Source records
_____
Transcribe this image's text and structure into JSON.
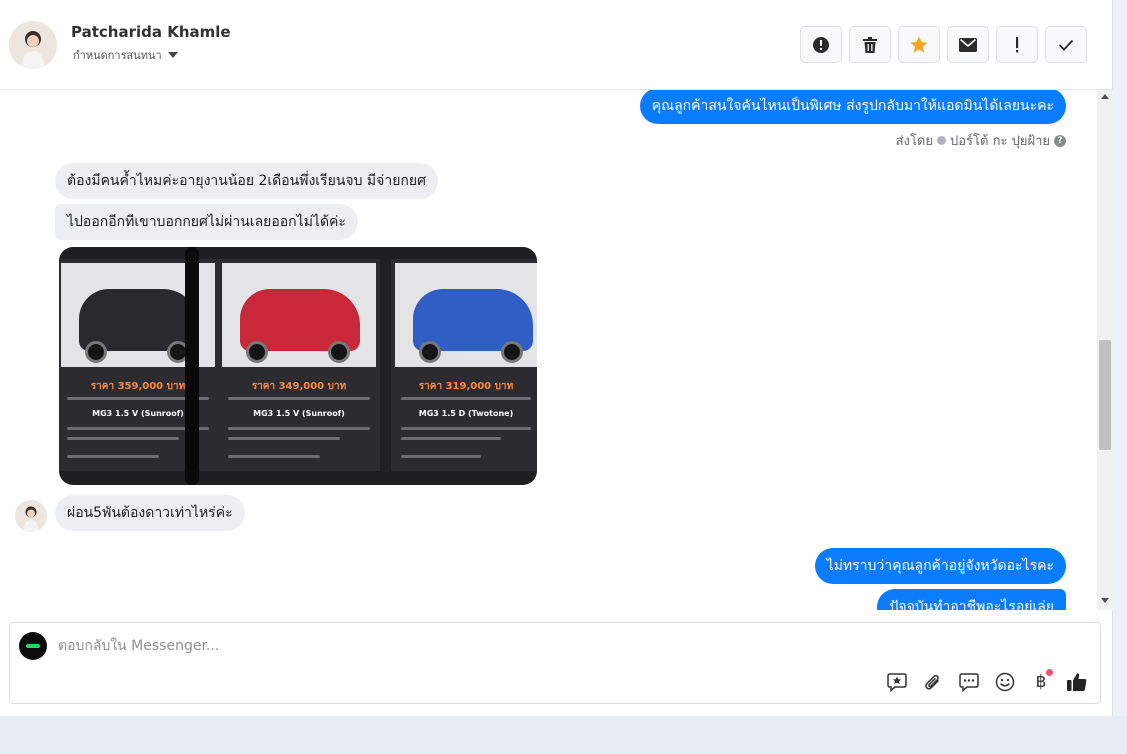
{
  "header": {
    "contact_name": "Patcharida Khamle",
    "assign_label": "กำหนดการสนทนา",
    "actions": [
      {
        "name": "report-button",
        "icon": "alert-circle-icon"
      },
      {
        "name": "delete-button",
        "icon": "trash-icon"
      },
      {
        "name": "star-button",
        "icon": "star-icon"
      },
      {
        "name": "mark-unread-button",
        "icon": "envelope-icon"
      },
      {
        "name": "important-button",
        "icon": "exclamation-icon"
      },
      {
        "name": "done-button",
        "icon": "check-icon"
      }
    ]
  },
  "messages": {
    "m1": "คุณลูกค้าสนใจคันไหนเป็นพิเศษ ส่งรูปกลับมาให้แอดมินได้เลยนะคะ",
    "sent_by": "ส่งโดย",
    "sender": "ปอร์โต้ กะ ปุยฝ้าย",
    "m2": "ต้องมีคนค้ำไหมค่ะอายุงานน้อย 2เดือนพึ่งเรียนจบ มีจ่ายกยศ",
    "m3": "ไปออกอีกทีเขาบอกกยศไม่ผ่านเลยออกไม่ได้ค่ะ",
    "m4": "ผ่อน5พันต้องดาวเท่าไหร่ค่ะ",
    "m5": "ไม่ทราบว่าคุณลูกค้าอยู่จังหวัดอะไรคะ",
    "m6": "ปัจจุบันทำอาชีพอะไรอยู่เล่ย"
  },
  "image_cards": [
    {
      "price": "ราคา 359,000 บาท",
      "model": "MG3 1.5 V (Sunroof)",
      "car_color": "#2a2a2e"
    },
    {
      "price": "ราคา 349,000 บาท",
      "model": "MG3 1.5 V (Sunroof)",
      "car_color": "#c9283a"
    },
    {
      "price": "ราคา 319,000 บาท",
      "model": "MG3 1.5 D (Twotone)",
      "car_color": "#2f5fc4"
    }
  ],
  "composer": {
    "placeholder": "ตอบกลับใน Messenger...",
    "tools": [
      "sticker-icon",
      "paperclip-icon",
      "saved-reply-icon",
      "emoji-icon",
      "baht-icon",
      "thumbs-up-icon"
    ],
    "baht_symbol": "฿"
  },
  "colors": {
    "accent": "#0a7cff",
    "star": "#f5a623",
    "incoming_bubble": "#eceef1"
  }
}
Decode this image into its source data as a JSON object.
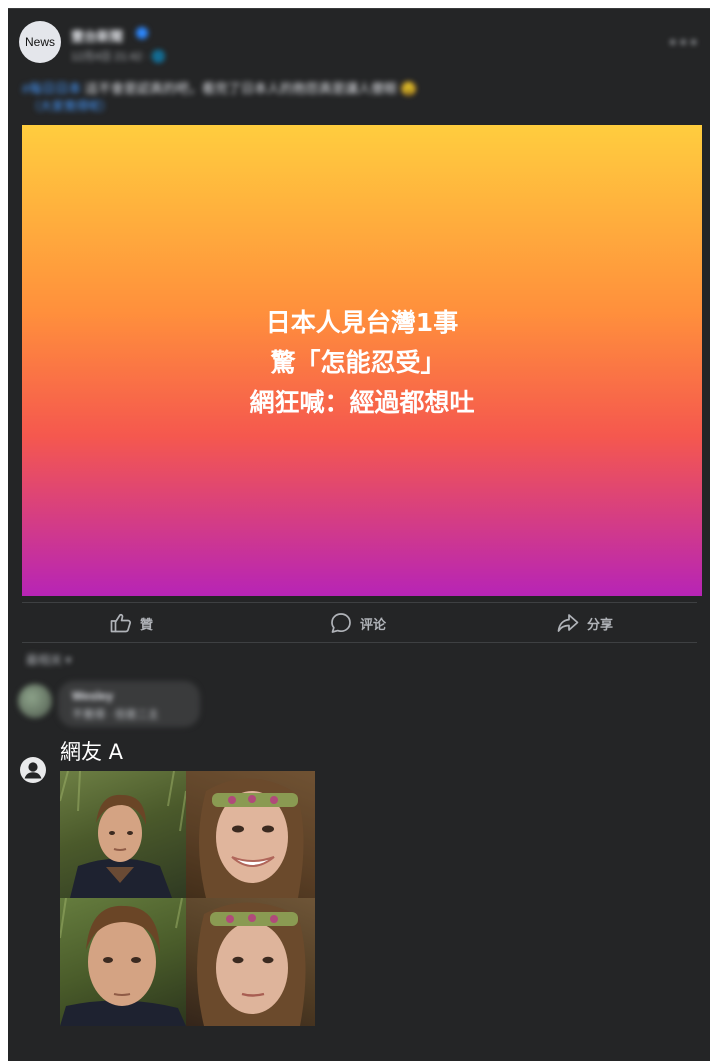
{
  "post": {
    "avatar_text": "News",
    "page_name": "壹台新聞",
    "meta": "12月4日 21:42 · 🌐",
    "more_icon": "more-horizontal-icon",
    "caption_link": "#每日日本",
    "caption_text": " 這不會是認真的吧，看完了日本人的抱怨真是讓人傻眼 😵",
    "caption_link2": "（大家覺得呢）"
  },
  "image": {
    "headline_lines": [
      "日本人見台灣1事",
      "驚「怎能忍受」",
      "網狂喊：經過都想吐"
    ],
    "gradient_colors": [
      "#ffcd3e",
      "#ff8f3c",
      "#f5584e",
      "#b724b6"
    ]
  },
  "actions": {
    "like": "贊",
    "comment": "评论",
    "share": "分享"
  },
  "comments": {
    "sort_label": "最相关 ▾",
    "first": {
      "name": "Wesley",
      "text": "不覺得 · 但是二主"
    },
    "second": {
      "name": "網友 A"
    }
  },
  "colors": {
    "card_bg": "#242526",
    "text_primary": "#e4e6eb",
    "text_secondary": "#b0b3b8",
    "link": "#4599ff"
  }
}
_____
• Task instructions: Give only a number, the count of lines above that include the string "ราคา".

• Answer to this task: 3